robvirtuoso • Edited

I thought it prudent to repost here what I wrote in response to another conversation with you elsewhere... so that I may be completely fair to you. I do appreciate the effort you put into your library and for maintaining a good demeanor despite criticism.

---- Repost starting from here ---

I'm not trying to antagonize you. I just hate the idea that independent open source contributors like you will get a bad reputation due to their posts like this. I find publishing open source libs a noble thing to do, especially for people who don't earn a dime from it. You seem like you belong to this category, so I appreciate your efforts. I actually help promote work of libs that I personally use, as a way of giving back to the author/maintainer. If your posts triggered a bad reaction from me, it may happen with others too. So again I wouldn't wish you that misfortune.

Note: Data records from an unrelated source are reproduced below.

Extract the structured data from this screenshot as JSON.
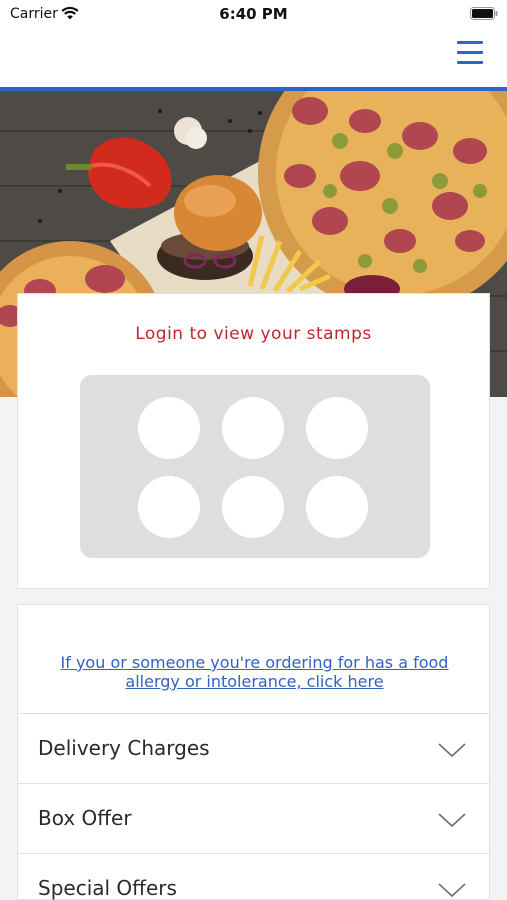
{
  "status_bar": {
    "carrier": "Carrier",
    "time": "6:40 PM"
  },
  "nav": {
    "menu_icon": "hamburger-menu-icon",
    "accent_color": "#2f63c6"
  },
  "hero": {
    "image": "food-photo"
  },
  "stamps": {
    "title": "Login to view your stamps",
    "title_color": "#c0262c",
    "count": 6,
    "collected": 0
  },
  "info": {
    "allergy_link": "If you or someone you're ordering for has a food allergy or intolerance, click here",
    "sections": [
      {
        "label": "Delivery Charges"
      },
      {
        "label": "Box Offer"
      },
      {
        "label": "Special Offers"
      }
    ]
  }
}
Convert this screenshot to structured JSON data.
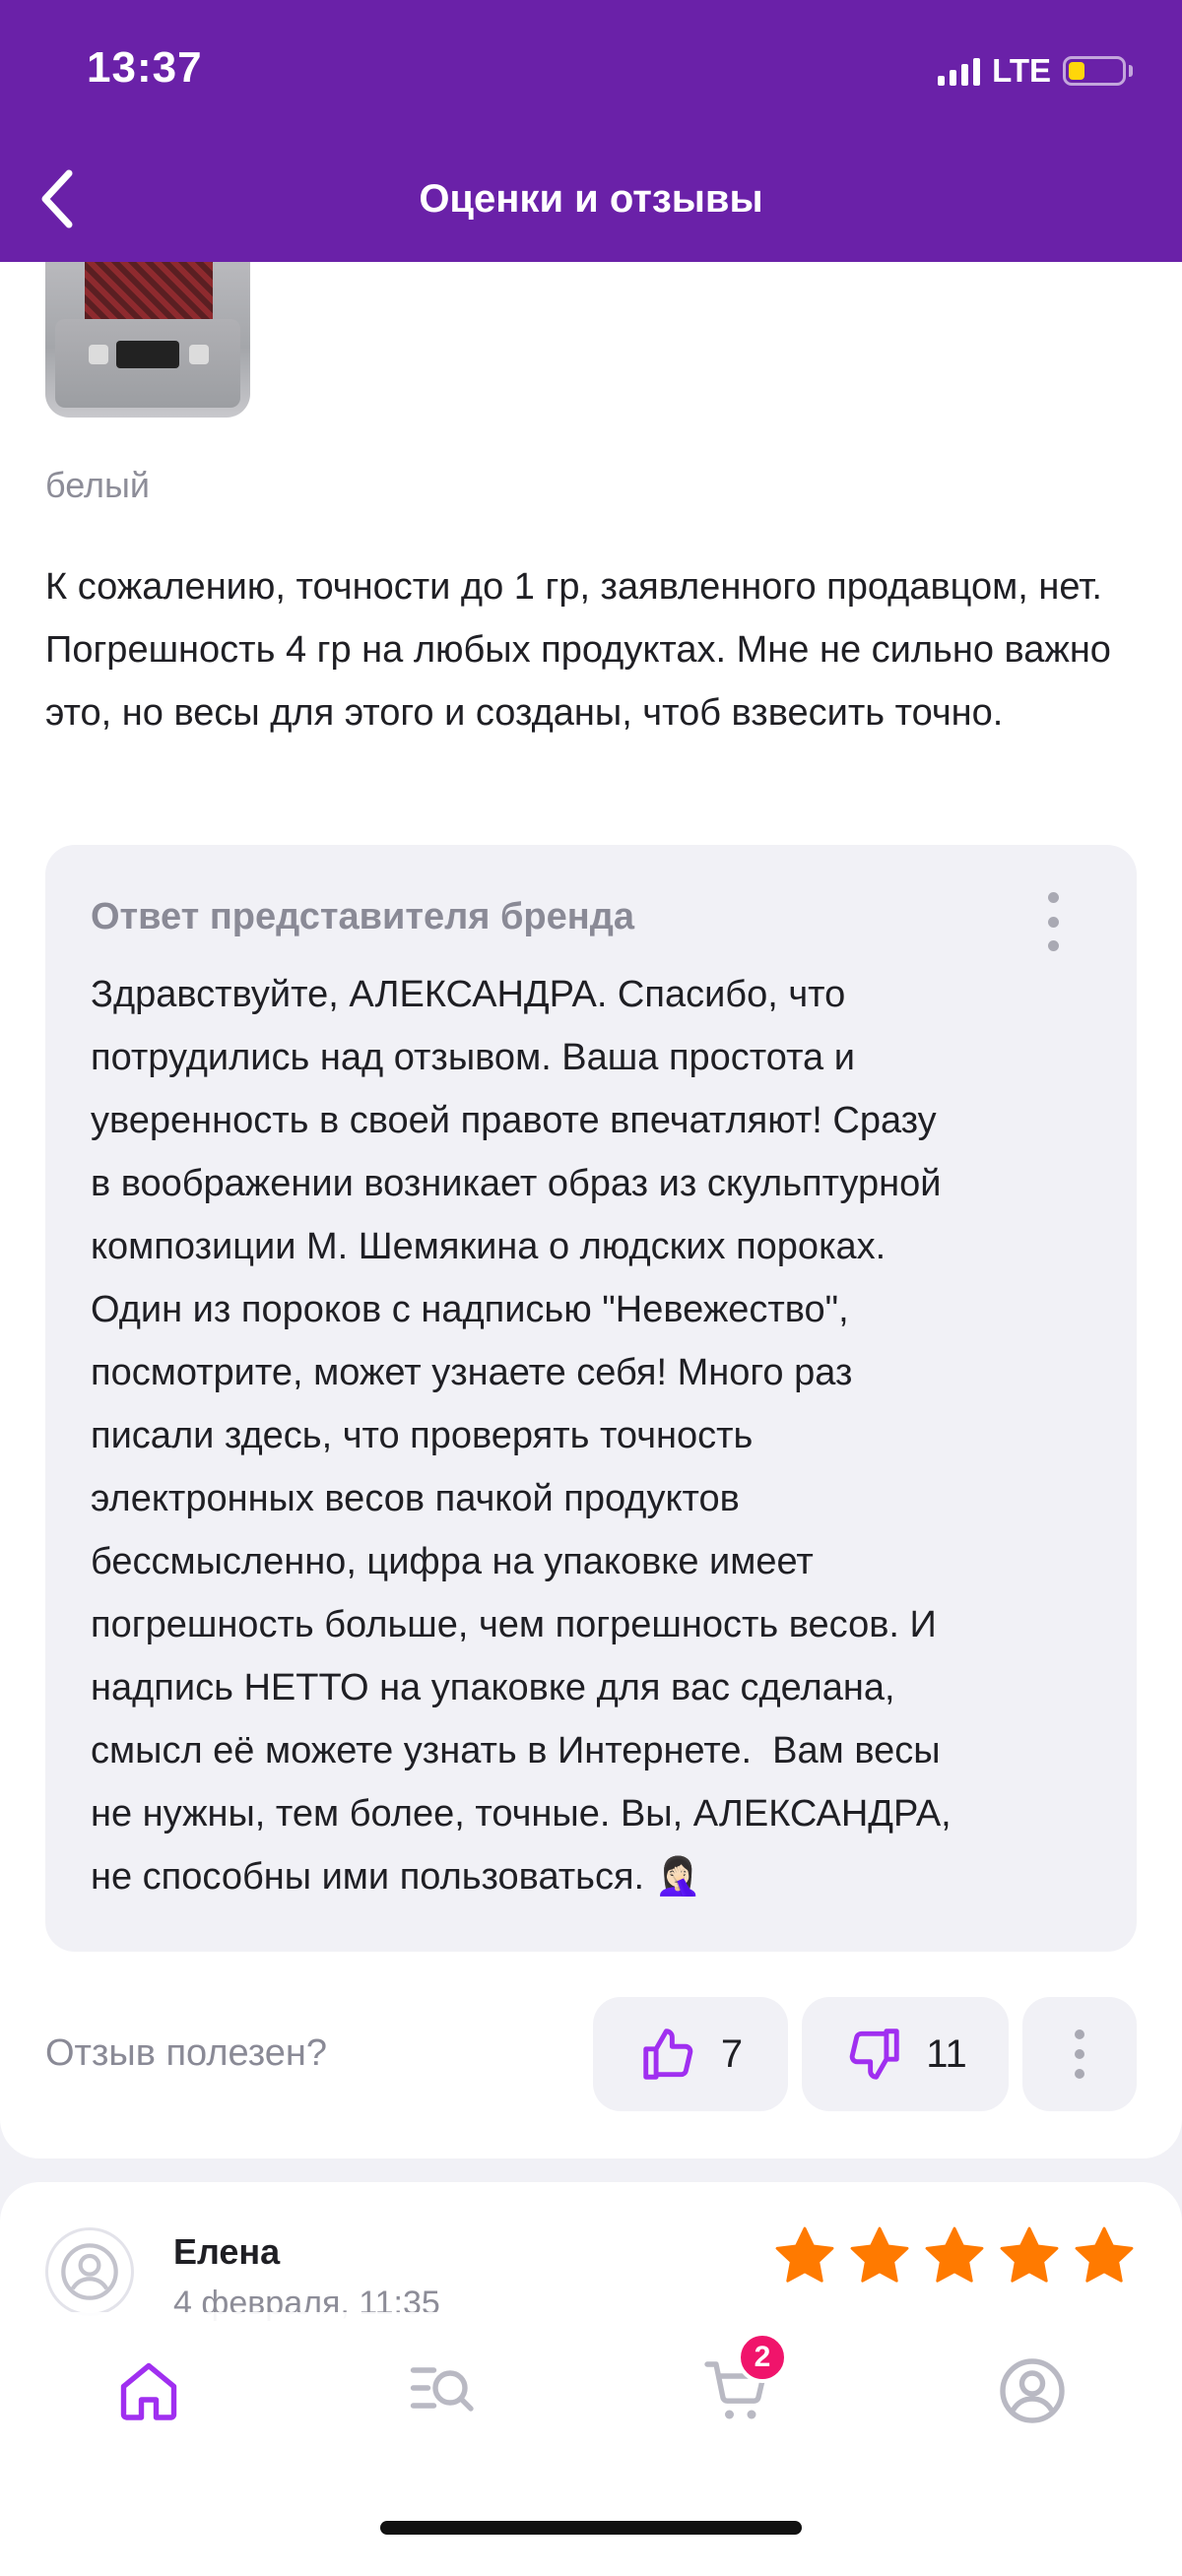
{
  "status_bar": {
    "time": "13:37",
    "network": "LTE",
    "battery_level": 0.2
  },
  "header": {
    "title": "Оценки и отзывы",
    "back_icon": "chevron-left-icon"
  },
  "review": {
    "variant": "белый",
    "text": "К сожалению, точности до 1 гр, заявленного продавцом, нет. Погрешность 4 гр на любых продуктах. Мне не сильно важно это, но весы для этого и созданы, чтоб взвесить точно.",
    "brand_reply": {
      "title": "Ответ представителя бренда",
      "lines": [
        "Здравствуйте, АЛЕКСАНДРА. Спасибо, что",
        "потрудились над отзывом. Ваша простота и",
        "уверенность в своей правоте впечатляют! Сразу",
        "в воображении возникает образ из скульптурной",
        "композиции М. Шемякина о людских пороках.",
        "Один из пороков с надписью \"Невежество\",",
        "посмотрите, может узнаете себя! Много раз",
        "писали здесь, что проверять точность",
        "электронных весов пачкой продуктов",
        "бессмысленно, цифра на упаковке имеет",
        "погрешность больше, чем погрешность весов. И",
        "надпись НЕТТО на упаковке для вас сделана,",
        "смысл её можете узнать в Интернете.  Вам весы",
        "не нужны, тем более, точные. Вы, АЛЕКСАНДРА,",
        "не способны ими пользоваться. 🤦🏻‍♀️"
      ]
    },
    "helpful_label": "Отзыв полезен?",
    "likes": "7",
    "dislikes": "11"
  },
  "next_review": {
    "author": "Елена",
    "date": "4 февраля, 11:35",
    "rating": 5
  },
  "tabbar": {
    "items": [
      "home-icon",
      "catalog-search-icon",
      "cart-icon",
      "profile-icon"
    ],
    "cart_badge": "2"
  },
  "colors": {
    "brand": "#6a21a8",
    "accent": "#a02ff0",
    "star": "#ff7a00",
    "badge": "#f0146b"
  }
}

You may not be asking for advice from me, but if it was me I would not want people thinking that I'm doing this to compete with the big guys (Redux, Recoil, etc.) which are backed by a big corporation and fanboys... And nor would I ever say that my lib is superior to another , popular or new one.... open source is not a popularity contest after all. As long as a number of people actually use your library, i.e. it is helping some folks out there, it means you already are doing a good job.